There’s no denying we need Him to save us from our sins. There’s no denying we need His life in us so that we can live lives that love God and love others. Knowing His heart for us, that we are loved, sacrificed for, healed, restored, and ultimately, glorified is enough to make the weakest of us boast in knowing Him. He’s so good to us, how can we be silent? Understanding the goodness of God as shown to us in Jesus’s life, death, and resurrection will give birth to hearts who want to share that goodness with the world. And it’s there–His goodness–that I want to land today in terms of knowing His will for your life.

The LORD is gracious and merciful, slow to anger and abounding in steadfast love. The LORD is good to all, and his mercy is over all that He has made.

The Lord is righteous in all his ways and kind in all His works.

Psalm 145:8-9, 17, ESV

God’s will for your life begins and ends with His goodness. In His goodness, He has made a way for you to know Him, to have His eternal life, and for you to live in His unshakeable kingdom. This is the first step to knowing His will is to realize that His will is for you to know Him. To know Him, look around you, see all He’s made, see His character revealed in the Bible, and look to Jesus, in whom the “fullness of God was pleased to dwell” (Colossians 1:19). Put your faith in His life, His death, and His resurrection as both the means of your salvation from sin and His victory over death and the grave and all other kingdoms of this world. Know Him. Pursue Him.

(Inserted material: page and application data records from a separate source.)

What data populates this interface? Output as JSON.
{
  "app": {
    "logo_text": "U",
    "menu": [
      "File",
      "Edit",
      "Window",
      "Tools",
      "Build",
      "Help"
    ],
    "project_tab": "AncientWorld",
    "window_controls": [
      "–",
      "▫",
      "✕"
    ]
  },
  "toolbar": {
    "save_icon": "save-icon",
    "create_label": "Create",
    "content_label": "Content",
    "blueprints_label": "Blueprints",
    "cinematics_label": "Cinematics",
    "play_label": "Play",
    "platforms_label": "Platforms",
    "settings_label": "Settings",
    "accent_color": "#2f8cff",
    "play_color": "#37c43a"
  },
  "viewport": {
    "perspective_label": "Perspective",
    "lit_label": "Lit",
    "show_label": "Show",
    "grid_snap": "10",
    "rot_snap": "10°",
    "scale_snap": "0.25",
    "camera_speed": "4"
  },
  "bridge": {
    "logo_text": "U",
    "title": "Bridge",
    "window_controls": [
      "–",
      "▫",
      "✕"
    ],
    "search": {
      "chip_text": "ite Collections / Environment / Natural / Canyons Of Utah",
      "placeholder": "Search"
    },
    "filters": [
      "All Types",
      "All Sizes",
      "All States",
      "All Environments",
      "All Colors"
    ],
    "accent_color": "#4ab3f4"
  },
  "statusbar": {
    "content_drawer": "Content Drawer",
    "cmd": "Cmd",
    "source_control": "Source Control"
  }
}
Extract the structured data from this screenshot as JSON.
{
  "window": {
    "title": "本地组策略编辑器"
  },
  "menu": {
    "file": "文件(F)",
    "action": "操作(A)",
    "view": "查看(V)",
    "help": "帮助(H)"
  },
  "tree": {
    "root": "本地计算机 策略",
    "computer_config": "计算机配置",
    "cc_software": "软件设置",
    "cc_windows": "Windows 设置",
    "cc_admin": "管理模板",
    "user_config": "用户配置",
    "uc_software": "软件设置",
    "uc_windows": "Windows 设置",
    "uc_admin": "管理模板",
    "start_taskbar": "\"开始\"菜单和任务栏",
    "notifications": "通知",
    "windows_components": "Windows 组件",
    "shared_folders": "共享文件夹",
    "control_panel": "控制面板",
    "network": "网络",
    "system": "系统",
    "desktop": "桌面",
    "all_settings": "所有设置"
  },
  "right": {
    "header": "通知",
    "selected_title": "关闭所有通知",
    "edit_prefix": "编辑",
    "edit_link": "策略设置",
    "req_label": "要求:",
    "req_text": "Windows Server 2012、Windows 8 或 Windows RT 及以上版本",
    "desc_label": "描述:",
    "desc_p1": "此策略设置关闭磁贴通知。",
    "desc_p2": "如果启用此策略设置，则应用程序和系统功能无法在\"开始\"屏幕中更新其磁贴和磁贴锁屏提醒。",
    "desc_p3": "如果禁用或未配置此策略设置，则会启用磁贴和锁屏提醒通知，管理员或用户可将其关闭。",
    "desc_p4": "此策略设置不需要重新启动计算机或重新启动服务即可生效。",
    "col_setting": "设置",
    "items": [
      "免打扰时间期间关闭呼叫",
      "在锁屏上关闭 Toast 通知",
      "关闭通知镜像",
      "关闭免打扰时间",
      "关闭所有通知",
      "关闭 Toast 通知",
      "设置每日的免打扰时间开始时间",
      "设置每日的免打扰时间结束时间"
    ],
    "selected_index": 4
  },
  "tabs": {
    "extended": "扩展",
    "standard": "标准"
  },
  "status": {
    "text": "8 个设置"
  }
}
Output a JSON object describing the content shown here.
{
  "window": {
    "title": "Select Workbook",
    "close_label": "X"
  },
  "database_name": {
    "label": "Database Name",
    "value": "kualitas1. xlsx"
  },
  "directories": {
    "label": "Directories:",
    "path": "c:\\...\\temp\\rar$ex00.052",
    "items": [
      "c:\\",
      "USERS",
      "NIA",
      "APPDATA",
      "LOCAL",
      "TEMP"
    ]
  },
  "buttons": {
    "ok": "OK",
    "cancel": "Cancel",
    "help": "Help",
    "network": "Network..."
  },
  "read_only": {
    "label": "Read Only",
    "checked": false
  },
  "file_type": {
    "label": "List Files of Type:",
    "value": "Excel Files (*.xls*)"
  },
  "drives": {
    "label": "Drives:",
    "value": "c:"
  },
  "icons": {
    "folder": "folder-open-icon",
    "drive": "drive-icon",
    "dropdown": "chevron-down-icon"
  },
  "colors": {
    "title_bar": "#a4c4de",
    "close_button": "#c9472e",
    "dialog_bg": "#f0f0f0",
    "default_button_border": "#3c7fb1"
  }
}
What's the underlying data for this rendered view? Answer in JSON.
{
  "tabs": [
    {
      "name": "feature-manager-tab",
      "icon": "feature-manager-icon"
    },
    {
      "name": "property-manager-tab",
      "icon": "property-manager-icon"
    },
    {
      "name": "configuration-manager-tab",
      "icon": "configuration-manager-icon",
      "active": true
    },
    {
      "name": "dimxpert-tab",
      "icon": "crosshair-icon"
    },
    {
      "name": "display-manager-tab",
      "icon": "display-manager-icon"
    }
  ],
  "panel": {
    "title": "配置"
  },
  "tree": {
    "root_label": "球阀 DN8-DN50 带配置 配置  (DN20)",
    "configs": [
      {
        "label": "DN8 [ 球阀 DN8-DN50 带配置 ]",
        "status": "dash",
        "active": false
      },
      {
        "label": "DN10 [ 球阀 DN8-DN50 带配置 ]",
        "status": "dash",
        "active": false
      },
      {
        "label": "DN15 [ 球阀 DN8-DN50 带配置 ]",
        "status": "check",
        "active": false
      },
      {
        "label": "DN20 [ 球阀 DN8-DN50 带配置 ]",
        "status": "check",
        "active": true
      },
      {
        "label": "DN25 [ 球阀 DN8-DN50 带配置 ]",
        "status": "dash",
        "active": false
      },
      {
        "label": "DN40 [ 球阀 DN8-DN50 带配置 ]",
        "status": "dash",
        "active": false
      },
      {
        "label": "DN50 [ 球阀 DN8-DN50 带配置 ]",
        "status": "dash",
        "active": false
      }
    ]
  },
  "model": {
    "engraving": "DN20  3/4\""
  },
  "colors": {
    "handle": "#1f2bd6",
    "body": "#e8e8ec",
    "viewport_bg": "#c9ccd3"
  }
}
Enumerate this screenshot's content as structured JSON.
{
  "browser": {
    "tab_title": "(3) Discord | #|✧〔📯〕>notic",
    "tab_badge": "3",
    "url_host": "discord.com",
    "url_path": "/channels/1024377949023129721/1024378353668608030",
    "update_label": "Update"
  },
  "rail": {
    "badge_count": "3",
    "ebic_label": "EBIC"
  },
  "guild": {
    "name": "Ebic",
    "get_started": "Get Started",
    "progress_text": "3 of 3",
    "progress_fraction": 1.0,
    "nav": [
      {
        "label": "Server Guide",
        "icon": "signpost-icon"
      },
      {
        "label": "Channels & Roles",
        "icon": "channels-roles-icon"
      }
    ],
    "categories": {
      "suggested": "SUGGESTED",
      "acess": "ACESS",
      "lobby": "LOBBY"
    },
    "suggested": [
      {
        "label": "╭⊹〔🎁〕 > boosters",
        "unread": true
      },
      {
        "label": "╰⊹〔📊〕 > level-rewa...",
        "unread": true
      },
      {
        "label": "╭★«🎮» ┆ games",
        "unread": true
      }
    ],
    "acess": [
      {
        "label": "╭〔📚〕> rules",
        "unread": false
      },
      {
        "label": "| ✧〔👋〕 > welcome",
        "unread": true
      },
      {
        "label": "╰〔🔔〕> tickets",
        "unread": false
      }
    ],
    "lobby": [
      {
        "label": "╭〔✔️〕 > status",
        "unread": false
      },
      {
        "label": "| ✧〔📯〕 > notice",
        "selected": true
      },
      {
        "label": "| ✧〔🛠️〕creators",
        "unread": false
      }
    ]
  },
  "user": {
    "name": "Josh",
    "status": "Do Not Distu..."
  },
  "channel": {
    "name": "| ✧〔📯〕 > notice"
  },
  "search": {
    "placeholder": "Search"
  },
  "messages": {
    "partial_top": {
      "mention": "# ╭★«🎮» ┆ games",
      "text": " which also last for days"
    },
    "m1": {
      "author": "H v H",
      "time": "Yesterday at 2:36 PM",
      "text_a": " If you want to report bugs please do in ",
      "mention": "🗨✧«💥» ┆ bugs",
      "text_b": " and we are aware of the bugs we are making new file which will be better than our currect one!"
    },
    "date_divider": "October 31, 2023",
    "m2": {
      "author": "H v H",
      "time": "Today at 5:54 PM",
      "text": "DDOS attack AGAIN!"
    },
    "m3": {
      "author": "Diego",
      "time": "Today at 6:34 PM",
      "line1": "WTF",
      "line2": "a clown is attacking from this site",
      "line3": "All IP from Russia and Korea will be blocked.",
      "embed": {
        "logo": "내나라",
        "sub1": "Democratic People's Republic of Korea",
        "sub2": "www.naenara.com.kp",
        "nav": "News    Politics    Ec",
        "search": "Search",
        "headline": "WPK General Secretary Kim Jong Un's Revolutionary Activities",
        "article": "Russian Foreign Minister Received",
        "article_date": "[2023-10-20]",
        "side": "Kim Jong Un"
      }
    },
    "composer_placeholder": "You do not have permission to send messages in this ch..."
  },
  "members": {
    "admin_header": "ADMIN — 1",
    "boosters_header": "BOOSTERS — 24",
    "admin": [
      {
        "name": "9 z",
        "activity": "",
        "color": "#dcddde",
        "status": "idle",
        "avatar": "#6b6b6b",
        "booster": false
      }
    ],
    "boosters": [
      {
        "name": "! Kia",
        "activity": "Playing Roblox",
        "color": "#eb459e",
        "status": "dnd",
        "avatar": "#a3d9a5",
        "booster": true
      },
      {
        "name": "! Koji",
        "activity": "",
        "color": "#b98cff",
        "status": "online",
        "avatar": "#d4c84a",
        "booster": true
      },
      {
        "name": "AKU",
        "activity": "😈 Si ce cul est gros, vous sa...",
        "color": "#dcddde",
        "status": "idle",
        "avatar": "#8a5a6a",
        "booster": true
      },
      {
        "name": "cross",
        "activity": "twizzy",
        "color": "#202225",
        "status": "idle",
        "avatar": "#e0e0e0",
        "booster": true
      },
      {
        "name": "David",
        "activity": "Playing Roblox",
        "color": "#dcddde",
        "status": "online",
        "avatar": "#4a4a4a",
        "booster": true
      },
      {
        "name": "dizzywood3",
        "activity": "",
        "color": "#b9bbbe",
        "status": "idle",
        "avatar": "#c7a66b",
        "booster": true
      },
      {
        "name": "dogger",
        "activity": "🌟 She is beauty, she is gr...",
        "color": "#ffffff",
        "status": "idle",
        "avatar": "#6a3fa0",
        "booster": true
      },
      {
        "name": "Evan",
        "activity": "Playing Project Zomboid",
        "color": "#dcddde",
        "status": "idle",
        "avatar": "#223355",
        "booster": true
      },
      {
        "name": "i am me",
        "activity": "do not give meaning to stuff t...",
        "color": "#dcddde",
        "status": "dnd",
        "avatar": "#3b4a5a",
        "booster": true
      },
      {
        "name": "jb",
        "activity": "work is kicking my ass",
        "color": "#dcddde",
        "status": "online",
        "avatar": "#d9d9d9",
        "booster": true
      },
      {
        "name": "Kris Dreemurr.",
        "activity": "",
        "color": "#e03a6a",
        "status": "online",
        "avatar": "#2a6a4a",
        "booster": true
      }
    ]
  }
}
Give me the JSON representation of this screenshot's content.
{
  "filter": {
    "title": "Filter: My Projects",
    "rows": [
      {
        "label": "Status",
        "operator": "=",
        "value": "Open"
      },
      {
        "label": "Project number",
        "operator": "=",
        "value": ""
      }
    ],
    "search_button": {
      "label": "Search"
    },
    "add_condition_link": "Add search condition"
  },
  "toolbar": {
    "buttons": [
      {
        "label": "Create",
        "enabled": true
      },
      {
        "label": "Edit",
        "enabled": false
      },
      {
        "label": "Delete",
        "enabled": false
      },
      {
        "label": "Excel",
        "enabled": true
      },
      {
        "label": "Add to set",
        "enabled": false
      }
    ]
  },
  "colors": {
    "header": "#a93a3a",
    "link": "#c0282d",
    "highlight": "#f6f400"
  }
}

This is good news, friends! And if you already know Him, and know all of the truth I’ve already written about, you also know that there is more. This foundational truth of knowing God first in order to know His will is the first step to making decisions that love God and love others. Next week, I’ll be sharing my own story of how the goodness of God has chased me down in my choices. Don’t miss it! Subscribe here, and I’ll see you next week.